### PROBLEM REQUIREMENTS
Retype the data below without altering anything.

### STORED DATA
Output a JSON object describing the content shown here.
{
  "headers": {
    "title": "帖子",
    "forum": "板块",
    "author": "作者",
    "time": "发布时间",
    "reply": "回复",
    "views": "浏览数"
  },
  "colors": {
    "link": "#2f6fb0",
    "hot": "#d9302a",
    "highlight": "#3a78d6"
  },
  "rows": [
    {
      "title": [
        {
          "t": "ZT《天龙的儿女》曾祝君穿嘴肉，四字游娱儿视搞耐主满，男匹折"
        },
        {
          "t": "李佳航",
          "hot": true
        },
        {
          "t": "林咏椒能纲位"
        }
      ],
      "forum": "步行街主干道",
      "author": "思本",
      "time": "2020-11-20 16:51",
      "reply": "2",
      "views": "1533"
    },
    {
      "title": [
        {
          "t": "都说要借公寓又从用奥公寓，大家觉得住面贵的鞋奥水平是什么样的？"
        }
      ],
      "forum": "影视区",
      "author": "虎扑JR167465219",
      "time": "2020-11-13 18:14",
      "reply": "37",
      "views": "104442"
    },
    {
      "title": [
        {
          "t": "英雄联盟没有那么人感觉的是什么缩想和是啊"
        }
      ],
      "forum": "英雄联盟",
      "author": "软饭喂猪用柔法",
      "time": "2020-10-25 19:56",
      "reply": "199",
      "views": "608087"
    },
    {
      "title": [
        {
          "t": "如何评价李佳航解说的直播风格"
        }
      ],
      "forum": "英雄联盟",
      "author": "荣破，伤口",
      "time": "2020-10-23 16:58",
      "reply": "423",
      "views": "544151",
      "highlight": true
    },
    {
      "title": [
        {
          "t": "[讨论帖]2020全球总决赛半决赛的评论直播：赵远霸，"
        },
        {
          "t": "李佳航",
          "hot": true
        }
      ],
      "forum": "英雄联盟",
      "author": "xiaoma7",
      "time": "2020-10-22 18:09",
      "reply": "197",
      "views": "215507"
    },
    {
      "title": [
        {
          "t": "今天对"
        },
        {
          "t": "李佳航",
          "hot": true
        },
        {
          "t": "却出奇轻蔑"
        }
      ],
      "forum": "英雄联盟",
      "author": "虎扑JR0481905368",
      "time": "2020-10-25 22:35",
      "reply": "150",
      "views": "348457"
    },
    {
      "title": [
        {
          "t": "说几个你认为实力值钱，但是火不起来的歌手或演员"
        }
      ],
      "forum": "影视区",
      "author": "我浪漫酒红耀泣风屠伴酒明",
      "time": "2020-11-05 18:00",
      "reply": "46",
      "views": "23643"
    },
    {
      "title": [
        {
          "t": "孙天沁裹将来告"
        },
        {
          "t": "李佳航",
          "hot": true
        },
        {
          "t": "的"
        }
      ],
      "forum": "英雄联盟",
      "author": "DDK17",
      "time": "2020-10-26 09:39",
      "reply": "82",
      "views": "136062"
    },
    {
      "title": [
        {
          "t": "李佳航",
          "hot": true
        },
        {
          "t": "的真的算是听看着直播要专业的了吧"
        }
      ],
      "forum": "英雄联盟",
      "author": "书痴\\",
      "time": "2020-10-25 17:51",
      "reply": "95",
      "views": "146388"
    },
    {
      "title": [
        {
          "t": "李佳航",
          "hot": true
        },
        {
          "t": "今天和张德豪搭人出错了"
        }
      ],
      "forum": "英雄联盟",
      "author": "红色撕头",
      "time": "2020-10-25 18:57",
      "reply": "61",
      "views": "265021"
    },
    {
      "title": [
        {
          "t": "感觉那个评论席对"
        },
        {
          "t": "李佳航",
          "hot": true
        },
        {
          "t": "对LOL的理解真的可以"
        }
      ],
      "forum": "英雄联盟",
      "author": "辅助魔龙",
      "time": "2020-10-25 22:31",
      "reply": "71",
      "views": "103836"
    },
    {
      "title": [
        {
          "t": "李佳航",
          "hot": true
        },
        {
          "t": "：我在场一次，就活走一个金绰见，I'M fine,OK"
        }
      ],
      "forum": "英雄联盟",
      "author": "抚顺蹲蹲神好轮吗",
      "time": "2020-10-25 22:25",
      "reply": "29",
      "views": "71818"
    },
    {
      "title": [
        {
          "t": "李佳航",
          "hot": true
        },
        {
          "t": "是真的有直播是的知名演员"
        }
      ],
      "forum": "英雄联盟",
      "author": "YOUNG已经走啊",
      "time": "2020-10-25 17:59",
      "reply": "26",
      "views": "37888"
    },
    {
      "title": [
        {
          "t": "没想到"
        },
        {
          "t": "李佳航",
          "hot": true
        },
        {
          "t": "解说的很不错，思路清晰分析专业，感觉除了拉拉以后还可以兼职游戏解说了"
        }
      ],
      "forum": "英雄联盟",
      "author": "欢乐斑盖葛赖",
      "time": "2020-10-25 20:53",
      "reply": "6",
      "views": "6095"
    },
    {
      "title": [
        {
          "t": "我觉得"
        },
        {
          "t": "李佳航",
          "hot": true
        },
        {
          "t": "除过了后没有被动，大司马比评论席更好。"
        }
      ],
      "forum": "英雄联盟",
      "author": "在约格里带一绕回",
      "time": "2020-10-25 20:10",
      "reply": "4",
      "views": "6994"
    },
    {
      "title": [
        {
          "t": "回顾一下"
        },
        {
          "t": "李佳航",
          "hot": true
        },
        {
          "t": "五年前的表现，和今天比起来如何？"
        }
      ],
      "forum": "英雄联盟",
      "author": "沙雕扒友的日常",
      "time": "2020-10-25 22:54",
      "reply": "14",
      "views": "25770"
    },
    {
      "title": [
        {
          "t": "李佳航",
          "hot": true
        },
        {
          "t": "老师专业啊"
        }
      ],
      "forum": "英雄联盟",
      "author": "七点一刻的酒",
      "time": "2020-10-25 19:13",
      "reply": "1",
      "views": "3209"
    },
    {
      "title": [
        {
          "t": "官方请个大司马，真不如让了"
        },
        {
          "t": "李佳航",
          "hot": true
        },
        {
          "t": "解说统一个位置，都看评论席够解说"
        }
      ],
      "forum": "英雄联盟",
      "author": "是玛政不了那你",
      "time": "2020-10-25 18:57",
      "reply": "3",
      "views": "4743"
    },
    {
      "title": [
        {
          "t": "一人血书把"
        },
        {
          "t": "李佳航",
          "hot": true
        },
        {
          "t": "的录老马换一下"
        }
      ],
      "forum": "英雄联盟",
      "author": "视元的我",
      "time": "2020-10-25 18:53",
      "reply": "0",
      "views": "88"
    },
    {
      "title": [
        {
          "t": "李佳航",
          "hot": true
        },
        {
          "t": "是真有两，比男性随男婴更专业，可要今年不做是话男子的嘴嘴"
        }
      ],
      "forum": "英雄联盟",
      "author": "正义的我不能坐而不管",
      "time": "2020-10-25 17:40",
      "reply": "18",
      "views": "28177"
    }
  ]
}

### EXERCISE RESPONSE
Output a JSON object describing the content shown here.
{
  "headers": {
    "title": "帖子",
    "forum": "板块",
    "author": "作者",
    "time": "发布时间",
    "reply": "回复",
    "views": "浏览数"
  },
  "colors": {
    "link": "#2f6fb0",
    "hot": "#d9302a",
    "highlight": "#3a78d6"
  },
  "rows": [
    {
      "title": [
        {
          "t": "ZT《天龙的儿女》曾祝君穿嘴肉，四字游娱儿视搞耐主满，男匹折"
        },
        {
          "t": "李佳航",
          "hot": true
        },
        {
          "t": "林咏椒能纲位"
        }
      ],
      "forum": "步行街主干道",
      "author": "思本",
      "time": "2020-11-20 16:51",
      "reply": "2",
      "views": "1533"
    },
    {
      "title": [
        {
          "t": "都说要借公寓又从用奥公寓，大家觉得住面贵的鞋奥水平是什么样的？"
        }
      ],
      "forum": "影视区",
      "author": "虎扑JR167465219",
      "time": "2020-11-13 18:14",
      "reply": "37",
      "views": "104442"
    },
    {
      "title": [
        {
          "t": "英雄联盟没有那么人感觉的是什么缩想和是啊"
        }
      ],
      "forum": "英雄联盟",
      "author": "软饭喂猪用柔法",
      "time": "2020-10-25 19:56",
      "reply": "199",
      "views": "608087"
    },
    {
      "title": [
        {
          "t": "如何评价李佳航解说的直播风格"
        }
      ],
      "forum": "英雄联盟",
      "author": "荣破，伤口",
      "time": "2020-10-23 16:58",
      "reply": "423",
      "views": "544151",
      "highlight": true
    },
    {
      "title": [
        {
          "t": "[讨论帖]2020全球总决赛半决赛的评论直播：赵远霸，"
        },
        {
          "t": "李佳航",
          "hot": true
        }
      ],
      "forum": "英雄联盟",
      "author": "xiaoma7",
      "time": "2020-10-22 18:09",
      "reply": "197",
      "views": "215507"
    },
    {
      "title": [
        {
          "t": "今天对"
        },
        {
          "t": "李佳航",
          "hot": true
        },
        {
          "t": "却出奇轻蔑"
        }
      ],
      "forum": "英雄联盟",
      "author": "虎扑JR0481905368",
      "time": "2020-10-25 22:35",
      "reply": "150",
      "views": "348457"
    },
    {
      "title": [
        {
          "t": "说几个你认为实力值钱，但是火不起来的歌手或演员"
        }
      ],
      "forum": "影视区",
      "author": "我浪漫酒红耀泣风屠伴酒明",
      "time": "2020-11-05 18:00",
      "reply": "46",
      "views": "23643"
    },
    {
      "title": [
        {
          "t": "孙天沁裹将来告"
        },
        {
          "t": "李佳航",
          "hot": true
        },
        {
          "t": "的"
        }
      ],
      "forum": "英雄联盟",
      "author": "DDK17",
      "time": "2020-10-26 09:39",
      "reply": "82",
      "views": "136062"
    },
    {
      "title": [
        {
          "t": "李佳航",
          "hot": true
        },
        {
          "t": "的真的算是听看着直播要专业的了吧"
        }
      ],
      "forum": "英雄联盟",
      "author": "书痴\\",
      "time": "2020-10-25 17:51",
      "reply": "95",
      "views": "146388"
    },
    {
      "title": [
        {
          "t": "李佳航",
          "hot": true
        },
        {
          "t": "今天和张德豪搭人出错了"
        }
      ],
      "forum": "英雄联盟",
      "author": "红色撕头",
      "time": "2020-10-25 18:57",
      "reply": "61",
      "views": "265021"
    },
    {
      "title": [
        {
          "t": "感觉那个评论席对"
        },
        {
          "t": "李佳航",
          "hot": true
        },
        {
          "t": "对LOL的理解真的可以"
        }
      ],
      "forum": "英雄联盟",
      "author": "辅助魔龙",
      "time": "2020-10-25 22:31",
      "reply": "71",
      "views": "103836"
    },
    {
      "title": [
        {
          "t": "李佳航",
          "hot": true
        },
        {
          "t": "：我在场一次，就活走一个金绰见，I'M fine,OK"
        }
      ],
      "forum": "英雄联盟",
      "author": "抚顺蹲蹲神好轮吗",
      "time": "2020-10-25 22:25",
      "reply": "29",
      "views": "71818"
    },
    {
      "title": [
        {
          "t": "李佳航",
          "hot": true
        },
        {
          "t": "是真的有直播是的知名演员"
        }
      ],
      "forum": "英雄联盟",
      "author": "YOUNG已经走啊",
      "time": "2020-10-25 17:59",
      "reply": "26",
      "views": "37888"
    },
    {
      "title": [
        {
          "t": "没想到"
        },
        {
          "t": "李佳航",
          "hot": true
        },
        {
          "t": "解说的很不错，思路清晰分析专业，感觉除了拉拉以后还可以兼职游戏解说了"
        }
      ],
      "forum": "英雄联盟",
      "author": "欢乐斑盖葛赖",
      "time": "2020-10-25 20:53",
      "reply": "6",
      "views": "6095"
    },
    {
      "title": [
        {
          "t": "我觉得"
        },
        {
          "t": "李佳航",
          "hot": true
        },
        {
          "t": "除过了后没有被动，大司马比评论席更好。"
        }
      ],
      "forum": "英雄联盟",
      "author": "在约格里带一绕回",
      "time": "2020-10-25 20:10",
      "reply": "4",
      "views": "6994"
    },
    {
      "title": [
        {
          "t": "回顾一下"
        },
        {
          "t": "李佳航",
          "hot": true
        },
        {
          "t": "五年前的表现，和今天比起来如何？"
        }
      ],
      "forum": "英雄联盟",
      "author": "沙雕扒友的日常",
      "time": "2020-10-25 22:54",
      "reply": "14",
      "views": "25770"
    },
    {
      "title": [
        {
          "t": "李佳航",
          "hot": true
        },
        {
          "t": "老师专业啊"
        }
      ],
      "forum": "英雄联盟",
      "author": "七点一刻的酒",
      "time": "2020-10-25 19:13",
      "reply": "1",
      "views": "3209"
    },
    {
      "title": [
        {
          "t": "官方请个大司马，真不如让了"
        },
        {
          "t": "李佳航",
          "hot": true
        },
        {
          "t": "解说统一个位置，都看评论席够解说"
        }
      ],
      "forum": "英雄联盟",
      "author": "是玛政不了那你",
      "time": "2020-10-25 18:57",
      "reply": "3",
      "views": "4743"
    },
    {
      "title": [
        {
          "t": "一人血书把"
        },
        {
          "t": "李佳航",
          "hot": true
        },
        {
          "t": "的录老马换一下"
        }
      ],
      "forum": "英雄联盟",
      "author": "视元的我",
      "time": "2020-10-25 18:53",
      "reply": "0",
      "views": "88"
    },
    {
      "title": [
        {
          "t": "李佳航",
          "hot": true
        },
        {
          "t": "是真有两，比男性随男婴更专业，可要今年不做是话男子的嘴嘴"
        }
      ],
      "forum": "英雄联盟",
      "author": "正义的我不能坐而不管",
      "time": "2020-10-25 17:40",
      "reply": "18",
      "views": "28177"
    }
  ]
}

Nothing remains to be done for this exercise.